▶ MATERIAL FOR THIS EXERCISE:
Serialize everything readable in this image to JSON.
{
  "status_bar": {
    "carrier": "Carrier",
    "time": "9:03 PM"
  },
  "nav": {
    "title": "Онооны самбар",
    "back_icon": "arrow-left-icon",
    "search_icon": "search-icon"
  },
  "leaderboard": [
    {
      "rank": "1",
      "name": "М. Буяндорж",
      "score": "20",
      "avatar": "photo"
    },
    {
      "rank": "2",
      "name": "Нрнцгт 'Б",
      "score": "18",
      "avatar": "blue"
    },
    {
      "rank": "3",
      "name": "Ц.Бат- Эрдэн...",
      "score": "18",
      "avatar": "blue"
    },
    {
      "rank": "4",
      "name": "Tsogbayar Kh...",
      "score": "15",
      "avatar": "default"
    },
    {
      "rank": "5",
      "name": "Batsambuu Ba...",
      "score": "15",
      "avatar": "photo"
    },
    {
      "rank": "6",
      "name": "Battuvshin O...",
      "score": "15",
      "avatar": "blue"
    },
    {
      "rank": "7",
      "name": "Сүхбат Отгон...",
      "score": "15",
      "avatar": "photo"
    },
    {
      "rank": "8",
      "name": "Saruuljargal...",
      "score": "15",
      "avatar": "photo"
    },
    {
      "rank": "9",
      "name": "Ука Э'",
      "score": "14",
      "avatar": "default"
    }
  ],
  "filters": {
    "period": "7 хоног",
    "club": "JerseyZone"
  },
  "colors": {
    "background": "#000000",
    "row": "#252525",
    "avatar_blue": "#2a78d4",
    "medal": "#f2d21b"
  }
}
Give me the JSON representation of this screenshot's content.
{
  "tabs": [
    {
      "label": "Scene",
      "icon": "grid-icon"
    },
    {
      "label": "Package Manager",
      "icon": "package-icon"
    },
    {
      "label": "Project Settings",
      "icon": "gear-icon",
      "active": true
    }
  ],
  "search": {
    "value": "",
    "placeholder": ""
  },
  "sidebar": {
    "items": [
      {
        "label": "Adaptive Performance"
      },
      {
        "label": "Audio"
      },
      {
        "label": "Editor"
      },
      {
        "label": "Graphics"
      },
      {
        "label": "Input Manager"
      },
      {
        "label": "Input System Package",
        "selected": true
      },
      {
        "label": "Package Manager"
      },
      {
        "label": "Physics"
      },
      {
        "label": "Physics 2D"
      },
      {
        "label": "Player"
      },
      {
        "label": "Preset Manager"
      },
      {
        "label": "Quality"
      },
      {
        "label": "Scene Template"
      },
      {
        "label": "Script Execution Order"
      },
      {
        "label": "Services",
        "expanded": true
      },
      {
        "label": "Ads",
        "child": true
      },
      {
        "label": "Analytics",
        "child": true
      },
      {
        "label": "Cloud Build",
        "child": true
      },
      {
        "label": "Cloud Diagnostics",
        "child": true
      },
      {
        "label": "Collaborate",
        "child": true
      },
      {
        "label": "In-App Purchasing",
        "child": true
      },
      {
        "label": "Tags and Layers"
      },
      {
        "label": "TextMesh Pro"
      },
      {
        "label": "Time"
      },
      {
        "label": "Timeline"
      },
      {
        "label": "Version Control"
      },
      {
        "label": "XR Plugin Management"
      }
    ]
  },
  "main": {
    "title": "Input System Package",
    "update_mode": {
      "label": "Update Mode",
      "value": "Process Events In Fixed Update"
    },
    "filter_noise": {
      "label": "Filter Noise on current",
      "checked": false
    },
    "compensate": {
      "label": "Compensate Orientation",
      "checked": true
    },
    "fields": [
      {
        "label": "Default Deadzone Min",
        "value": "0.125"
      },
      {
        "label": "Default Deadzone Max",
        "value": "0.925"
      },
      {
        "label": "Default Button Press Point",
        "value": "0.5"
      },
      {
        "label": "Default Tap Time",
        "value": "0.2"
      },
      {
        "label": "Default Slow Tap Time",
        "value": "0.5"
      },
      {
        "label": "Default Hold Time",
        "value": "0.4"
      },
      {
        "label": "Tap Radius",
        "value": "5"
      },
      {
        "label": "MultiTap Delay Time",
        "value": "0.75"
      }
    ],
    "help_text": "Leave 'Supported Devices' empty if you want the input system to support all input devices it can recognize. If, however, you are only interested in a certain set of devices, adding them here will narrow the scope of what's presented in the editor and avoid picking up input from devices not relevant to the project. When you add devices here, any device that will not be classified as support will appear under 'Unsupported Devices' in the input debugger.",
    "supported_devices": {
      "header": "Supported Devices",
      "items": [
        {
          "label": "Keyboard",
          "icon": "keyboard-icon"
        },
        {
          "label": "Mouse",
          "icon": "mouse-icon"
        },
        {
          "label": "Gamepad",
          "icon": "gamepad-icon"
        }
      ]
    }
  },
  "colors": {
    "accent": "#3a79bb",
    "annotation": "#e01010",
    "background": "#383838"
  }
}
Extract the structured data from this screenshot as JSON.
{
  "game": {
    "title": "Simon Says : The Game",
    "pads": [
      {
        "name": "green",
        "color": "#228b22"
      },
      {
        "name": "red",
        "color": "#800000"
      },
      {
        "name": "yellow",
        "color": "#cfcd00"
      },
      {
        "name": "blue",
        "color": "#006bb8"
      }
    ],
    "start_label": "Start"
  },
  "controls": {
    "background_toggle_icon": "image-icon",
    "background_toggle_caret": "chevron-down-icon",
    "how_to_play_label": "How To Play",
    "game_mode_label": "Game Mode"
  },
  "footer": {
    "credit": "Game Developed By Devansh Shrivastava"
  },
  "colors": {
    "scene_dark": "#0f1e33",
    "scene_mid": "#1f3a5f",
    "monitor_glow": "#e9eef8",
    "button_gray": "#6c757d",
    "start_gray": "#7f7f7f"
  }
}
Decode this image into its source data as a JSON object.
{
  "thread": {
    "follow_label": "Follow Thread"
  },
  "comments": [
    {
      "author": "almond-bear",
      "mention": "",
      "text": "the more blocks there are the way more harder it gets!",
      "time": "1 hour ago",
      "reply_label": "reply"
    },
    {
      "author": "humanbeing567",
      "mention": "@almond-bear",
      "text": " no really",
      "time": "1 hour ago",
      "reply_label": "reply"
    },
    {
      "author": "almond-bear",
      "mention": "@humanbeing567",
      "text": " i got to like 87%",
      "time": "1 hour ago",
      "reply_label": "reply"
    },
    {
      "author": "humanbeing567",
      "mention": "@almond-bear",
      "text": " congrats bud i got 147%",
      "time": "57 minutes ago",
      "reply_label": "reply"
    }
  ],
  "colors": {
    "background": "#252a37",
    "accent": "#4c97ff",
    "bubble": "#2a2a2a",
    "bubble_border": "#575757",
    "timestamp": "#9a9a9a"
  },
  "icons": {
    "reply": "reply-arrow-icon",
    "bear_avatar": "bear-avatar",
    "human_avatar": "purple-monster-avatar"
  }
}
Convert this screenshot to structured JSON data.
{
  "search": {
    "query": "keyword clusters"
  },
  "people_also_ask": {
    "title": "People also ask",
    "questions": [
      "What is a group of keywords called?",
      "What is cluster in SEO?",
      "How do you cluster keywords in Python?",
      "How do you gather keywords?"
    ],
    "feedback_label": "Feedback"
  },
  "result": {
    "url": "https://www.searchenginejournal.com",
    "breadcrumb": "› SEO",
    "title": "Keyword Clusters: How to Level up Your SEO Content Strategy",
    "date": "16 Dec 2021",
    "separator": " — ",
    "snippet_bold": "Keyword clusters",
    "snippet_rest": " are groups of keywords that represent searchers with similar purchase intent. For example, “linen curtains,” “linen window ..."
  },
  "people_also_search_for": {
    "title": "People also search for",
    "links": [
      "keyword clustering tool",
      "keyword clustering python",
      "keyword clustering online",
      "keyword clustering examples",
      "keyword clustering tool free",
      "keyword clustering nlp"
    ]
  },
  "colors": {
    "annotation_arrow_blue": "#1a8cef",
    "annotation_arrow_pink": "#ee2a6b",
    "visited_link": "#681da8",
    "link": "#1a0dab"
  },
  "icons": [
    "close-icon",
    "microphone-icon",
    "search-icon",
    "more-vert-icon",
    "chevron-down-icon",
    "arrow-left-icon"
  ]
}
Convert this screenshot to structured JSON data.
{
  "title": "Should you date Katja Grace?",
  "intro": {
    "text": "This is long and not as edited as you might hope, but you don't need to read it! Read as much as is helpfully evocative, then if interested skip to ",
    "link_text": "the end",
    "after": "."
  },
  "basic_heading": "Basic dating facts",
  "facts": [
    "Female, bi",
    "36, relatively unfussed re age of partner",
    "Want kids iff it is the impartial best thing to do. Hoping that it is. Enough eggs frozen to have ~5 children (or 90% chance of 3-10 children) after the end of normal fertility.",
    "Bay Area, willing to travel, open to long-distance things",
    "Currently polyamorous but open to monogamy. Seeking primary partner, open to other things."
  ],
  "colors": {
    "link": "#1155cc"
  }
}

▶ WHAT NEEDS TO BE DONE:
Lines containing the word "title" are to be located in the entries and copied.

▶ RESPONSE:
    "title": "Онооны самбар",
    "title": "Input System Package",
    "title": "Simon Says : The Game",
    "title": "People also ask",
    "title": "Keyword Clusters: How to Level up Your SEO Content Strategy",
    "title": "People also search for",
  "title": "Should you date Katja Grace?",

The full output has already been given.